2011 Scion tC
Engine sounds and the steering wheel dominate impressions of the 2011 Scion tC.
It’s an odd counterpoint. From the moment you settle into the well-bolstered driver’s seat, the steering wheel tells you this is a real driver’s car.
The rim is fat, but not too fat, as well shaped for holding as a fine target pistol. It is flat on the bottom like those on race cars and, once adjusted properly—it tilts and telescopes—it becomes a confident command conduit.Too bad the promise dies when you fire up the engine and punch the loud pedal. Then the engine exudes raucous noises that sound more like the thrashing about of a struggling economy car.
Perhaps it is of little consequence because the tC is aimed at young owners who tend to modify their rides, and there most certainly are aftermarket exhaust systems with more bark. In fact, there are reports of such modifications, mostly on stick-shift models, but the test car here had an automatic transmission and the standard muffler.
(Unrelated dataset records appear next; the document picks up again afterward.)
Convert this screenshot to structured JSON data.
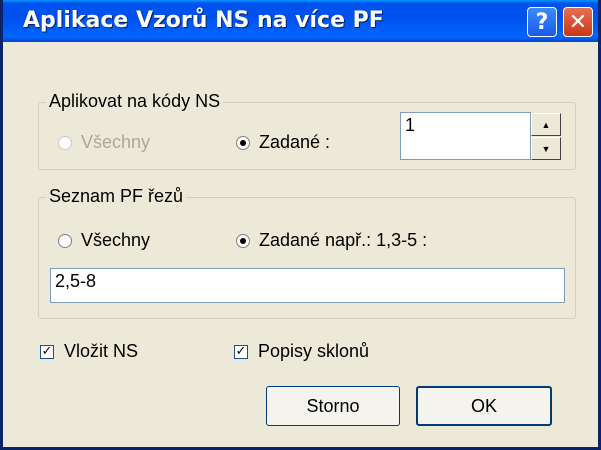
{
  "window": {
    "title": "Aplikace Vzorů NS na více PF"
  },
  "titlebar_buttons": {
    "help": "?",
    "close": "✕"
  },
  "group_codes": {
    "legend": "Aplikovat na kódy NS",
    "radio_all": "Všechny",
    "radio_specified": "Zadané :",
    "input_value": "1"
  },
  "group_sections": {
    "legend": "Seznam PF řezů",
    "radio_all": "Všechny",
    "radio_specified": "Zadané např.: 1,3-5 :",
    "input_value": "2,5-8"
  },
  "checkboxes": {
    "insert_ns": "Vložit NS",
    "slope_labels": "Popisy sklonů"
  },
  "buttons": {
    "cancel": "Storno",
    "ok": "OK"
  },
  "glyphs": {
    "check": "✓",
    "spin_up": "▲",
    "spin_down": "▼"
  }
}
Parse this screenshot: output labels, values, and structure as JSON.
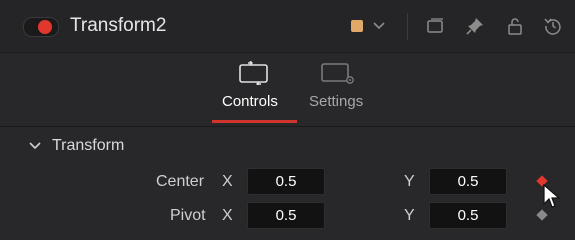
{
  "header": {
    "title": "Transform2",
    "toggle_on": true,
    "color_swatch": "#e0a869",
    "icons": [
      "chevron-down-icon",
      "window-icon",
      "pin-icon",
      "lock-icon",
      "reset-icon"
    ]
  },
  "tabs": [
    {
      "label": "Controls",
      "icon": "controls-icon",
      "active": true
    },
    {
      "label": "Settings",
      "icon": "settings-icon",
      "active": false
    }
  ],
  "section": {
    "title": "Transform",
    "expanded": true
  },
  "rows": [
    {
      "label": "Center",
      "x_label": "X",
      "x_value": "0.5",
      "y_label": "Y",
      "y_value": "0.5",
      "keyframe_color": "#e2372d"
    },
    {
      "label": "Pivot",
      "x_label": "X",
      "x_value": "0.5",
      "y_label": "Y",
      "y_value": "0.5",
      "keyframe_color": "#8a8a8a"
    }
  ],
  "colors": {
    "accent": "#d0342c",
    "record_dot": "#e2372d"
  }
}
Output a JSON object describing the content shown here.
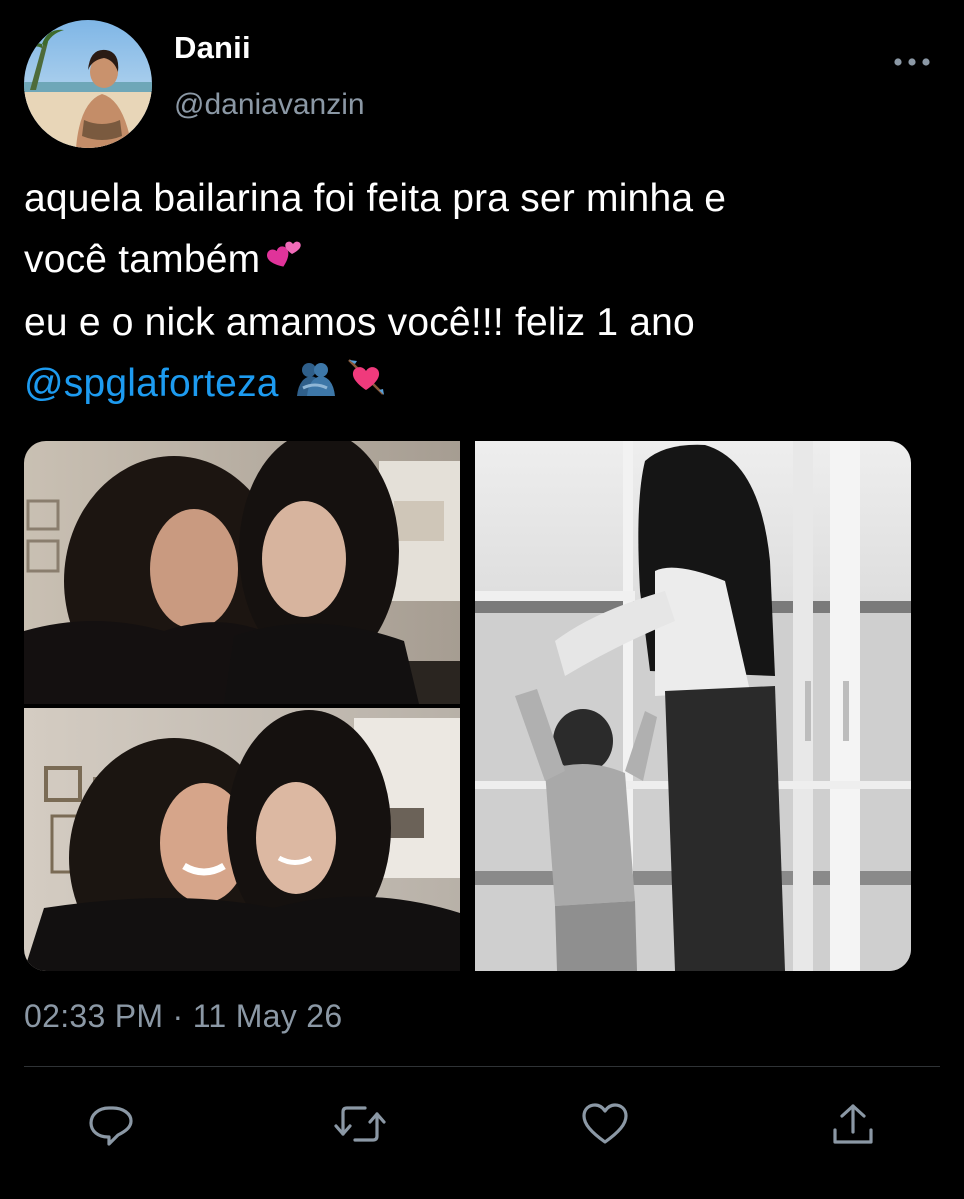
{
  "tweet": {
    "author": {
      "display_name": "Danii",
      "handle": "@daniavanzin"
    },
    "text": {
      "line1": "aquela bailarina foi feita pra ser minha e",
      "line2": "você também",
      "line3": "eu e o nick amamos você!!! feliz 1 ano",
      "mention": "@spglaforteza"
    },
    "emojis": [
      "two-hearts-emoji",
      "people-hugging-emoji",
      "heart-with-arrow-emoji"
    ],
    "timestamp": "02:33 PM · 11 May 26",
    "actions": [
      "reply-icon",
      "retweet-icon",
      "like-icon",
      "share-icon"
    ]
  },
  "colors": {
    "background": "#000000",
    "text": "#ffffff",
    "secondary": "#8b98a5",
    "accent": "#1d9bf0",
    "divider": "#2f3336"
  }
}
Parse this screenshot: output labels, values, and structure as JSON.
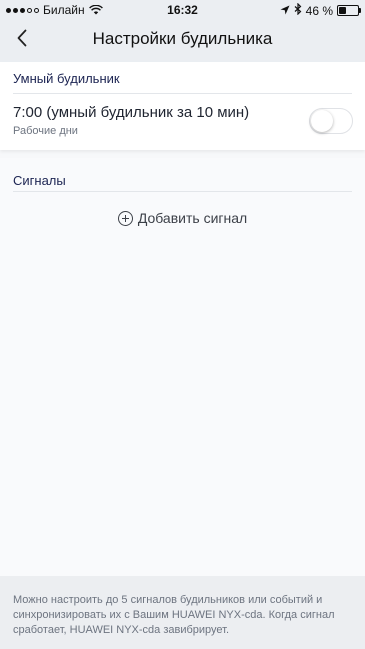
{
  "status_bar": {
    "carrier": "Билайн",
    "time": "16:32",
    "battery_percent_text": "46 %",
    "battery_level": 0.46,
    "icons": [
      "signal-icon",
      "wifi-icon",
      "location-icon",
      "bluetooth-icon",
      "battery-icon"
    ]
  },
  "header": {
    "title": "Настройки будильника",
    "back_icon": "chevron-left-icon"
  },
  "smart_alarm": {
    "heading": "Умный будильник",
    "alarm": {
      "title": "7:00 (умный будильник за 10 мин)",
      "subtitle": "Рабочие дни",
      "enabled": false
    }
  },
  "signals": {
    "heading": "Сигналы",
    "add_label": "Добавить сигнал",
    "add_icon": "plus-circle-icon"
  },
  "footer": {
    "note": "Можно настроить до 5 сигналов будильников или событий и синхронизировать их с Вашим HUAWEI NYX-cda. Когда сигнал сработает, HUAWEI NYX-cda завибрирует."
  },
  "colors": {
    "header_background": "#ebeef2",
    "section_heading": "#1c2452",
    "footer_background": "#eceef1"
  }
}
Scion is the separate brand from Toyota that was supposed to capture the hearts and minds of 20- and 30-somethings, seducing them into further liaisons with Toyota and Lexus.
Launched in 2002, Scion delivered the xB, a box on wheels, and the xA, a small four-door hatchback. They soon caught on with the buying public.Noting the popularity with the so-called tuner crowd of coupes like the Honda Civic, Scion introduced the tC, which not only looked good but had a back seat in which two people could actually stretch out, if not cuddle.
The 2011 tC continues in that vein. It is the same overall length as the original but with new styling that gives it a chunkier, more muscular look, as if the older tC had taken steroids.
As before, it delivers the versatility of a hatchback design, although there’s not a great deal of cargo room beneath the hatch with the seatbacks up. Folding the rear seatbacks opens up more than 34 cubic feet of space.
Enhancements come mostly in the mechanical innards. There’s a new, 180-horsepower four-cylinder engine mated to either a six-speed manual gearbox or a six-speed automatic transmission with a slotted shifter and a manual-shift mode—though without steering-wheel paddles.
The test car’s automatic, which costs an extra $1,000, shifted smoothly in either automatic or manual mode, although under hard acceleration it was hard to notice anything but the overbearing harsh engine noises.
Offsetting that, the front-drive tC handled nicely, with little body lean and good tracking through the curves. Even if it were less competent, it still would be engaging because of the tactile sensations from that nifty steering wheel.
The tradeoff, as always, is between good handling and a comfortable ride, and here the tC gives up ride quality. On rough surfaces it can rattle the molars.
In everyday motoring, however, the tC is pleasant enough. The cloth seats are comfortable, with good lateral support, the back-lighted instruments are big and easy to read, controls are where you expect them to be and, as long as you don’t rev the engine too much, the ambiance is relatively relaxed.
Curiously, the instruments feature white on black graphics, but when the lights go on, the numbers change to pink. The gauges are housed in deep pods, which eliminates glare.
The dash and other interior trim are built mostly of hard plastic, though there are different textures. Arm rests in the doors are soft to the touch but the other elbow must rest on the hard plastic of the console lid.
Standard equipment includes a dual panoramic glass sunroof. Only the front opens to the air; the rear glass is fixed. Both have effective shades to keep out unwanted sunlight. The tC also has full safety equipment, including traction and stability control, antilock brakes, side air bags, side-curtain air bags and knee air bags up front.For all of its sporting aspirations—one test put the zero-to-60 miles an hour acceleration time at slightly more than seven seconds—the tC also is a decent economy car. It is rated at 23/31 miles to the gallon of regular gasoline on the EPA’s city/highway cycles.
Moreover, it is designed for youthful purses and wallets, with a base sticker price of $19,995, including shipping. The test car had options that included an upgraded audio system with iPod capability, Bluetooth hands-free connectivity and an aftermarket XM satellite radio installation that brought the suggested price for $21,417.
The audio system presents an odd face with a multifunction button that doesn’t have many functions. But it incorporates the XM radio, which has an add-on antenna that sticks out of the trunk and is glued to the right-rear fender.
The tC has been a perennially good, though not great, seller for Scion. That should continue, and perhaps improve, with the 2011 version.
Also, with that roomy back seat, it likely could expand its horizons with two more doors. A four-door tC would be appealing to a whole lot of folks and certainly would outshine the current Toyota Corolla.